> **Task statement**
Your task is to copy each line of the material that includes "this".

-- Source data follows --

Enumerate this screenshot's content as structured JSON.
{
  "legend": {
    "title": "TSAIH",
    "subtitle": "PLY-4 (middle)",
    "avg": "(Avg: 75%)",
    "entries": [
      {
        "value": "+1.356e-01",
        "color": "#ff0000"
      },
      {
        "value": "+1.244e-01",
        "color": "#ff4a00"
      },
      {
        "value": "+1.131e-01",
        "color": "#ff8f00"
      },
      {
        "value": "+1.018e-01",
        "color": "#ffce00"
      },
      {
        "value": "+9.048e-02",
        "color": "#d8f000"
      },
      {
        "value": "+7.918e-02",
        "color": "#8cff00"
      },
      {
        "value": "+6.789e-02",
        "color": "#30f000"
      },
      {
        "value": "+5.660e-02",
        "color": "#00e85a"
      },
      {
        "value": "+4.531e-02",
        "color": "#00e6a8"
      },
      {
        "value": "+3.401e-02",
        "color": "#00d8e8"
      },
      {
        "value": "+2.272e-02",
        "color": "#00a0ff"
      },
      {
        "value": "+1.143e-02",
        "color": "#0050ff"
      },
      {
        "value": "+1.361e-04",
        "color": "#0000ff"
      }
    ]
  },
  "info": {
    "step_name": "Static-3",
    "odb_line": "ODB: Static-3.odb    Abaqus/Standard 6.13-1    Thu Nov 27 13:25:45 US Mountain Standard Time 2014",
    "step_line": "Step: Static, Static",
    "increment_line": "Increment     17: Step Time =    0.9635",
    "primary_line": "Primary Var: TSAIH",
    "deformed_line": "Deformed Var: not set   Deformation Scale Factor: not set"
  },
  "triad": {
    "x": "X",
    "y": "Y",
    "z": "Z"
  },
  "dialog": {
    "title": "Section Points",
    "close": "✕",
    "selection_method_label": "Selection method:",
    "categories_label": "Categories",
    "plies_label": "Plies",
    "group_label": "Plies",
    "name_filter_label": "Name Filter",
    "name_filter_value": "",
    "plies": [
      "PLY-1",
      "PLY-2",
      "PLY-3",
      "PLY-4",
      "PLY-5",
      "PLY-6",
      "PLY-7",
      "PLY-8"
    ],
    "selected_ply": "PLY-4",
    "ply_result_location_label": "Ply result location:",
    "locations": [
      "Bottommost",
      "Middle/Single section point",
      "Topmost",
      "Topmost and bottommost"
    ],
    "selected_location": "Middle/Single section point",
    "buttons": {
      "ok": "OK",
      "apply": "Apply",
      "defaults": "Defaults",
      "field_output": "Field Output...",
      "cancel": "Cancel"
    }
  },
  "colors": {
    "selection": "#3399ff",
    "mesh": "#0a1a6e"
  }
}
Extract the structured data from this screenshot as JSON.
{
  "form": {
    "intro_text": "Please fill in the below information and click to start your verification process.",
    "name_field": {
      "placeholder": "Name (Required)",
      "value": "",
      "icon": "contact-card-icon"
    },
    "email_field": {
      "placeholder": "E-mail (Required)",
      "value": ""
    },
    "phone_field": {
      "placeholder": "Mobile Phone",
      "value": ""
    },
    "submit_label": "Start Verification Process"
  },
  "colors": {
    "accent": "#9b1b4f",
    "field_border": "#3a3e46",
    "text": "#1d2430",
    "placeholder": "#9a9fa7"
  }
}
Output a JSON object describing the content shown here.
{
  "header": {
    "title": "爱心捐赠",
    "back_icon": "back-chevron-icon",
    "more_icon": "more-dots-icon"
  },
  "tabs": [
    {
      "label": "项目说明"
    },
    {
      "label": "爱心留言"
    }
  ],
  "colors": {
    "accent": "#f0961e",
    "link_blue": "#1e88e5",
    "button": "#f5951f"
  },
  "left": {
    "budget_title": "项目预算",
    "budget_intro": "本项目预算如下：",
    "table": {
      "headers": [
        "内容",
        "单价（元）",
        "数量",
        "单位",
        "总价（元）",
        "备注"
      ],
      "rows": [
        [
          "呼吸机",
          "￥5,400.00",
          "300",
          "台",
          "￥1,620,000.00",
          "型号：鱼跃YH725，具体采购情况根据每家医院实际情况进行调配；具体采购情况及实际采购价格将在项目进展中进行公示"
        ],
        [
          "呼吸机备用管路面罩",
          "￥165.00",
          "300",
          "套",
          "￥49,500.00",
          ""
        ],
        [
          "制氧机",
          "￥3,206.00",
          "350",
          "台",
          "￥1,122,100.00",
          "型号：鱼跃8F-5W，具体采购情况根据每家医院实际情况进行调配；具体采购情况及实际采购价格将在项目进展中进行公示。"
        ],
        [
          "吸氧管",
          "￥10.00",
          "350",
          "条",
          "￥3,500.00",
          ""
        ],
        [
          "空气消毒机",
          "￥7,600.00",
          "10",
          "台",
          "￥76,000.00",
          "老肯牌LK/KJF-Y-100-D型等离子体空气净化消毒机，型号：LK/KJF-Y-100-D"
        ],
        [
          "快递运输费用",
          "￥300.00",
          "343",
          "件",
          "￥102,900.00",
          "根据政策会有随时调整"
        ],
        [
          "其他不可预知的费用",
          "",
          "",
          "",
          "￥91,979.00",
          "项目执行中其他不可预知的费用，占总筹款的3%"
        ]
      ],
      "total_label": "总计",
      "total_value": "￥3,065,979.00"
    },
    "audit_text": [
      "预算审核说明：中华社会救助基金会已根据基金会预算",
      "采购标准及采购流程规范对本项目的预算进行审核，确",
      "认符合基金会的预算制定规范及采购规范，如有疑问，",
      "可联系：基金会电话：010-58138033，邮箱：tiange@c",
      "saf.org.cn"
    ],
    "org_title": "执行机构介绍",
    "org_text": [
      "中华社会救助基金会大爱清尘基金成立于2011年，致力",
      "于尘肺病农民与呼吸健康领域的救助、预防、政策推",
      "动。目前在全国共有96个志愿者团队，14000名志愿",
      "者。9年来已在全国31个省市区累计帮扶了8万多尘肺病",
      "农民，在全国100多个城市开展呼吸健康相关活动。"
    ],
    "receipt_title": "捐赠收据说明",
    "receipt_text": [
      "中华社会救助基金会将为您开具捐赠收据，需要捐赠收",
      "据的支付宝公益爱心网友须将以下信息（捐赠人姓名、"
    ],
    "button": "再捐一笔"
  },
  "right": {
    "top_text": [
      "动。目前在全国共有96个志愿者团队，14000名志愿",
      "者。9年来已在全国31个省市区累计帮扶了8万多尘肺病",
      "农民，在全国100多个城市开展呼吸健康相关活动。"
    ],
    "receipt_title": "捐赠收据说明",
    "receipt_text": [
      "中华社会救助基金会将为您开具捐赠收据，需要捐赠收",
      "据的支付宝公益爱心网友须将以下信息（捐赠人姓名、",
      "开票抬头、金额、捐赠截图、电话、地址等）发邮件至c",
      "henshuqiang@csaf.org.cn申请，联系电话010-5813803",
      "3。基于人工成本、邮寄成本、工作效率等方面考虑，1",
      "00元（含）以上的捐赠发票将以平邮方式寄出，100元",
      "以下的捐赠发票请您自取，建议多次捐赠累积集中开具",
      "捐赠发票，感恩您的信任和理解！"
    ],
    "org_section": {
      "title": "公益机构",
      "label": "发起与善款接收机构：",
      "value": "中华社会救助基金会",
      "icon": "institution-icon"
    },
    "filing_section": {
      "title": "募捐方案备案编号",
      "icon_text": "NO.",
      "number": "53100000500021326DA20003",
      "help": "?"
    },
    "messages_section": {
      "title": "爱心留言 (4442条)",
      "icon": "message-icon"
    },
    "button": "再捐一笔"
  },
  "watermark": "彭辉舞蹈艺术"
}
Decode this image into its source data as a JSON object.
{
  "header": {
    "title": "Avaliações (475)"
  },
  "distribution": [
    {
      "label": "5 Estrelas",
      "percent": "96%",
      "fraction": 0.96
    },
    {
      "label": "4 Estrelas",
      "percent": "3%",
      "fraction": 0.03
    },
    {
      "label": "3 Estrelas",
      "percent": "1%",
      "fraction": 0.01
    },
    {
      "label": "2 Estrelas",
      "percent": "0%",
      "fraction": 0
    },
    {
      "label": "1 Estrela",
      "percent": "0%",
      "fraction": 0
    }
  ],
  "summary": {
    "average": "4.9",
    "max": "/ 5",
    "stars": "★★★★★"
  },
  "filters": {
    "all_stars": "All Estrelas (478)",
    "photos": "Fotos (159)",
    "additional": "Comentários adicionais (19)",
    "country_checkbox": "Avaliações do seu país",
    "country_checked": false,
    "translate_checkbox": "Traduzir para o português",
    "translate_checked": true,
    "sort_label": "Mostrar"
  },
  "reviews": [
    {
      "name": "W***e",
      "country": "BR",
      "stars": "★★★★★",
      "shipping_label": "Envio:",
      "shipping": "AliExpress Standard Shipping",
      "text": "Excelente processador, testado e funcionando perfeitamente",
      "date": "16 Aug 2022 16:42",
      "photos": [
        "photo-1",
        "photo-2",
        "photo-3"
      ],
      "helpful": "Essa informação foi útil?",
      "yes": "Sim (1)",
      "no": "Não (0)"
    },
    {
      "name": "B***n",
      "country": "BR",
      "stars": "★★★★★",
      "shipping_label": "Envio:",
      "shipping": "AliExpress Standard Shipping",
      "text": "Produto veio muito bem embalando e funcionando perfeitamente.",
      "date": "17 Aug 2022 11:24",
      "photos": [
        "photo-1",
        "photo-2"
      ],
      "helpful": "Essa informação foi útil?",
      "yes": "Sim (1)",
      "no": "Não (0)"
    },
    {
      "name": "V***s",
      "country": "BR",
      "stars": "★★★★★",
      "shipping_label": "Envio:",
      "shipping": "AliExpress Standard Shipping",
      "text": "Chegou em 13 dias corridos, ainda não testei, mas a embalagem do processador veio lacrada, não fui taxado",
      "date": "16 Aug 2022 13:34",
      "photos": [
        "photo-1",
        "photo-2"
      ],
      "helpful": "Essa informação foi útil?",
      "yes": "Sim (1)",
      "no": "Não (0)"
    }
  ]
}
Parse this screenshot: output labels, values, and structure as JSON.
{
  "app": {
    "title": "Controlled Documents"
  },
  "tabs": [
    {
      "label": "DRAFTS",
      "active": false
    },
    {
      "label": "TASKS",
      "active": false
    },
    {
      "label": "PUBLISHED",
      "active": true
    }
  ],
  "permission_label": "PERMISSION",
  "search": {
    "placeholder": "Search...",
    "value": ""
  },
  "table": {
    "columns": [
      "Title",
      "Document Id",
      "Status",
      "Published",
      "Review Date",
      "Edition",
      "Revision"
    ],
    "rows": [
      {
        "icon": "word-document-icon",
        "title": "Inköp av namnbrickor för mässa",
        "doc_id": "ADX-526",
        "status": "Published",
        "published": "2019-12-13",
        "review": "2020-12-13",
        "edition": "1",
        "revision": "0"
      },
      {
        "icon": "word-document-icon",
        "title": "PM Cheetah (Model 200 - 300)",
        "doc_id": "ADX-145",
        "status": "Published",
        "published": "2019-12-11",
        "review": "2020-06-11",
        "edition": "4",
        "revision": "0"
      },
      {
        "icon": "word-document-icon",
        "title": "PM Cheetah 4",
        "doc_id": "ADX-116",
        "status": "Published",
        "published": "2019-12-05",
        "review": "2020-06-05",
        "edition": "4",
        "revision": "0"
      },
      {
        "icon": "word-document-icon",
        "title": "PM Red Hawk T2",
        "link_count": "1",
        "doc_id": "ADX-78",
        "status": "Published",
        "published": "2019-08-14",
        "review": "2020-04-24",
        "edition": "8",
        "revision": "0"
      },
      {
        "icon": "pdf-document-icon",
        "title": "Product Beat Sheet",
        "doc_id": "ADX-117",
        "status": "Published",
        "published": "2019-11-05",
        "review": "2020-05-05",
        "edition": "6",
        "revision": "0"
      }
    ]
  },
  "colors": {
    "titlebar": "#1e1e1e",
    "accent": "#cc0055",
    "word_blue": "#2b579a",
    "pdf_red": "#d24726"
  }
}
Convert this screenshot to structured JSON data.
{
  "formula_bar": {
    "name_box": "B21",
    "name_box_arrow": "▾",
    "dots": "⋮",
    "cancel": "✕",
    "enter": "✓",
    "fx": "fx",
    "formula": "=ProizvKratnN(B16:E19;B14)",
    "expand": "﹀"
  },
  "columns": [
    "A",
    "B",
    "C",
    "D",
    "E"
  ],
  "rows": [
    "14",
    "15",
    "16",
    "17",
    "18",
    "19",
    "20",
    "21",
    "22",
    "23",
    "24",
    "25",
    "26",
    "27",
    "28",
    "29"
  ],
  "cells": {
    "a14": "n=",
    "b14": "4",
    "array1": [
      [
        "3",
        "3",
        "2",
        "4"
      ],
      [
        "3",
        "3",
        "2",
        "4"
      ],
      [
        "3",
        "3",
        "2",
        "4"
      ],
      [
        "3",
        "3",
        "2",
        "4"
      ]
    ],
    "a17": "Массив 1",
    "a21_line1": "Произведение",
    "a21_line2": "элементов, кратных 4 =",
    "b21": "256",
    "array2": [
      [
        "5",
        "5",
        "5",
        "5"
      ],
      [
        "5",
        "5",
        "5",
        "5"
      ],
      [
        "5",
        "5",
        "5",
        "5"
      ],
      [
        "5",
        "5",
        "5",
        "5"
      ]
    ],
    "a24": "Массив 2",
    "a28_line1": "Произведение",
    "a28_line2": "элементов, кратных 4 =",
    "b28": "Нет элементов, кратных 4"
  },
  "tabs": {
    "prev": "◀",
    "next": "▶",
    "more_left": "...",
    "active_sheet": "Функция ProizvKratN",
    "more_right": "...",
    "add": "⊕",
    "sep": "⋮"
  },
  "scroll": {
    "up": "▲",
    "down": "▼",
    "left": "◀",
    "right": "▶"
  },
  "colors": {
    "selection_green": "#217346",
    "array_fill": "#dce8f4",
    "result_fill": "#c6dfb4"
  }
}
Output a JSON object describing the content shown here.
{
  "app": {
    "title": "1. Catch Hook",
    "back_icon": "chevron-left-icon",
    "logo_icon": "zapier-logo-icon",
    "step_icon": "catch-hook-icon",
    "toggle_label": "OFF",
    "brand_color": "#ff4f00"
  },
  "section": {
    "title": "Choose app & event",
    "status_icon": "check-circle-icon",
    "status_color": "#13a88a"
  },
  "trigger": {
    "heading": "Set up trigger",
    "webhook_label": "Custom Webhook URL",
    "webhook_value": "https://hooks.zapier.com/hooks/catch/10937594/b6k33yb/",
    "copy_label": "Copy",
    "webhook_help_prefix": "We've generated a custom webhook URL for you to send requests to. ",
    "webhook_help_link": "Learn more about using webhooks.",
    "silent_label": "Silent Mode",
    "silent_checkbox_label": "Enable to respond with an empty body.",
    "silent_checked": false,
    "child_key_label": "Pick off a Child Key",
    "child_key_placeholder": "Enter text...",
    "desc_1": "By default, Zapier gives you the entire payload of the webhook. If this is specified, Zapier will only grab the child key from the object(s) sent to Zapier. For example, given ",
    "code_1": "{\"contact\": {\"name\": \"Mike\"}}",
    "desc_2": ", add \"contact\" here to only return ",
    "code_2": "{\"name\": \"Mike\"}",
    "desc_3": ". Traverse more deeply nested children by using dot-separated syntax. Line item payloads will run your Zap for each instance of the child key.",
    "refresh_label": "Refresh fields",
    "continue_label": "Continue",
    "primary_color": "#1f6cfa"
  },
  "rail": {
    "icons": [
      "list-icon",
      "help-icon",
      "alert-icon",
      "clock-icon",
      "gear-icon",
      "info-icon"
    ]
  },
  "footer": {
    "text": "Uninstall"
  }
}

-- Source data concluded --

> **Solution**
Enumerate this screenshot's content as structured JSON.
Extract the structured data from this screenshot as JSON.
Decode this image into its source data as a JSON object.
Parse this screenshot: output labels, values, and structure as JSON.
Convert this screenshot to structured JSON data.
    "desc_1": "By default, Zapier gives you the entire payload of the webhook. If this is specified, Zapier will only grab the child key from the object(s) sent to Zapier. For example, given ",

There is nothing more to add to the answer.